Source data —
-- -- --

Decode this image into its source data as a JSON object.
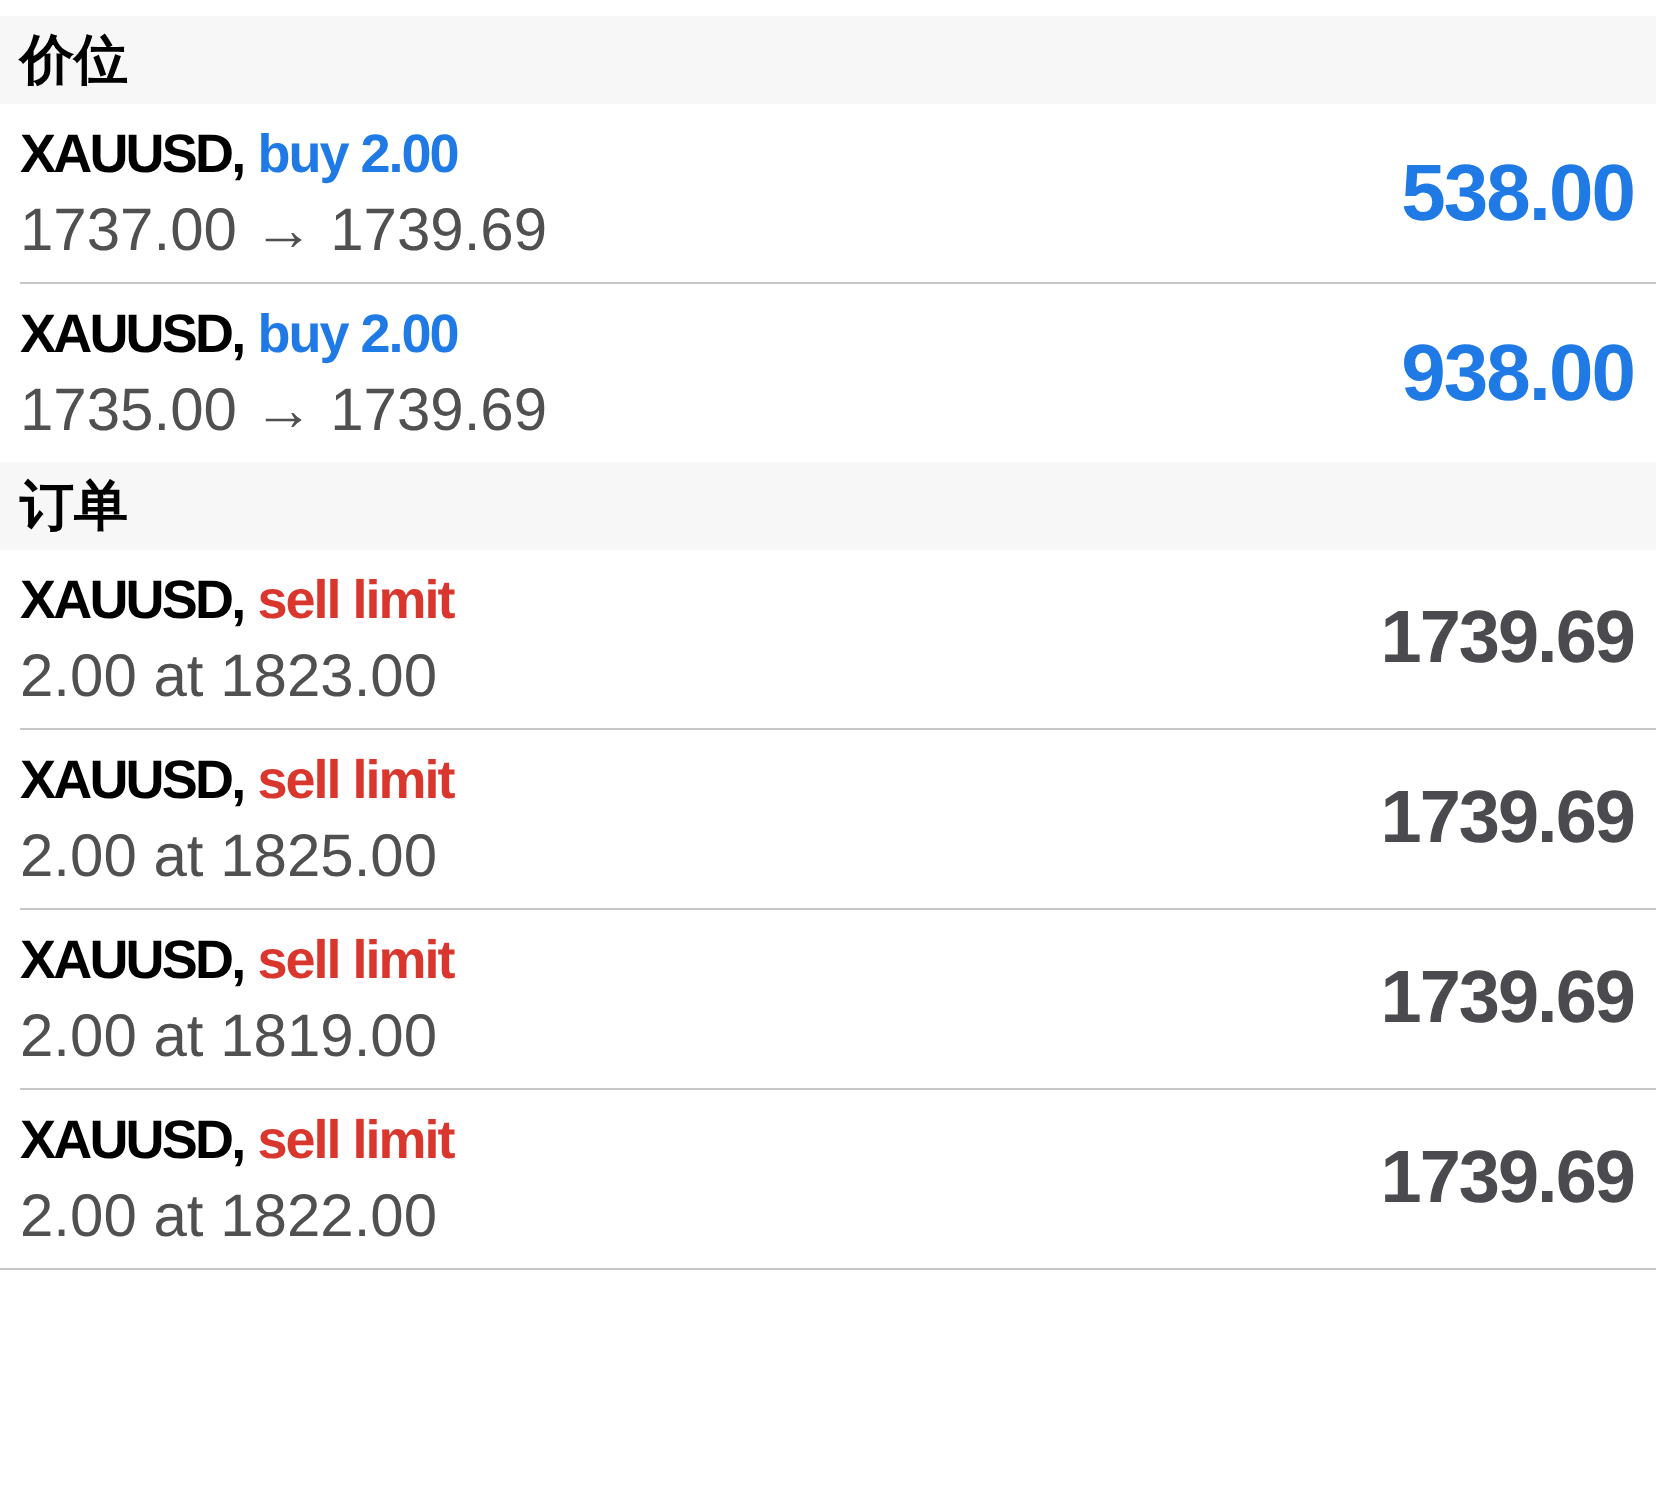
{
  "sections": [
    {
      "kind": "positions",
      "title": "价位",
      "items": [
        {
          "kind": "buy",
          "symbol": "XAUUSD,",
          "type": "buy 2.00",
          "detail": "1737.00 → 1739.69",
          "value": "538.00"
        },
        {
          "kind": "buy",
          "symbol": "XAUUSD,",
          "type": "buy 2.00",
          "detail": "1735.00 → 1739.69",
          "value": "938.00"
        }
      ]
    },
    {
      "kind": "orders",
      "title": "订单",
      "items": [
        {
          "kind": "sell",
          "symbol": "XAUUSD,",
          "type": "sell limit",
          "detail": "2.00 at 1823.00",
          "value": "1739.69"
        },
        {
          "kind": "sell",
          "symbol": "XAUUSD,",
          "type": "sell limit",
          "detail": "2.00 at 1825.00",
          "value": "1739.69"
        },
        {
          "kind": "sell",
          "symbol": "XAUUSD,",
          "type": "sell limit",
          "detail": "2.00 at 1819.00",
          "value": "1739.69"
        },
        {
          "kind": "sell",
          "symbol": "XAUUSD,",
          "type": "sell limit",
          "detail": "2.00 at 1822.00",
          "value": "1739.69"
        }
      ]
    }
  ]
}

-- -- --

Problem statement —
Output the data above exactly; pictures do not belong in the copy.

Task output —
Decode this image into its source data as a JSON object.
{
  "sections": [
    {
      "kind": "positions",
      "title": "价位",
      "items": [
        {
          "kind": "buy",
          "symbol": "XAUUSD,",
          "type": "buy 2.00",
          "detail": "1737.00 → 1739.69",
          "value": "538.00"
        },
        {
          "kind": "buy",
          "symbol": "XAUUSD,",
          "type": "buy 2.00",
          "detail": "1735.00 → 1739.69",
          "value": "938.00"
        }
      ]
    },
    {
      "kind": "orders",
      "title": "订单",
      "items": [
        {
          "kind": "sell",
          "symbol": "XAUUSD,",
          "type": "sell limit",
          "detail": "2.00 at 1823.00",
          "value": "1739.69"
        },
        {
          "kind": "sell",
          "symbol": "XAUUSD,",
          "type": "sell limit",
          "detail": "2.00 at 1825.00",
          "value": "1739.69"
        },
        {
          "kind": "sell",
          "symbol": "XAUUSD,",
          "type": "sell limit",
          "detail": "2.00 at 1819.00",
          "value": "1739.69"
        },
        {
          "kind": "sell",
          "symbol": "XAUUSD,",
          "type": "sell limit",
          "detail": "2.00 at 1822.00",
          "value": "1739.69"
        }
      ]
    }
  ]
}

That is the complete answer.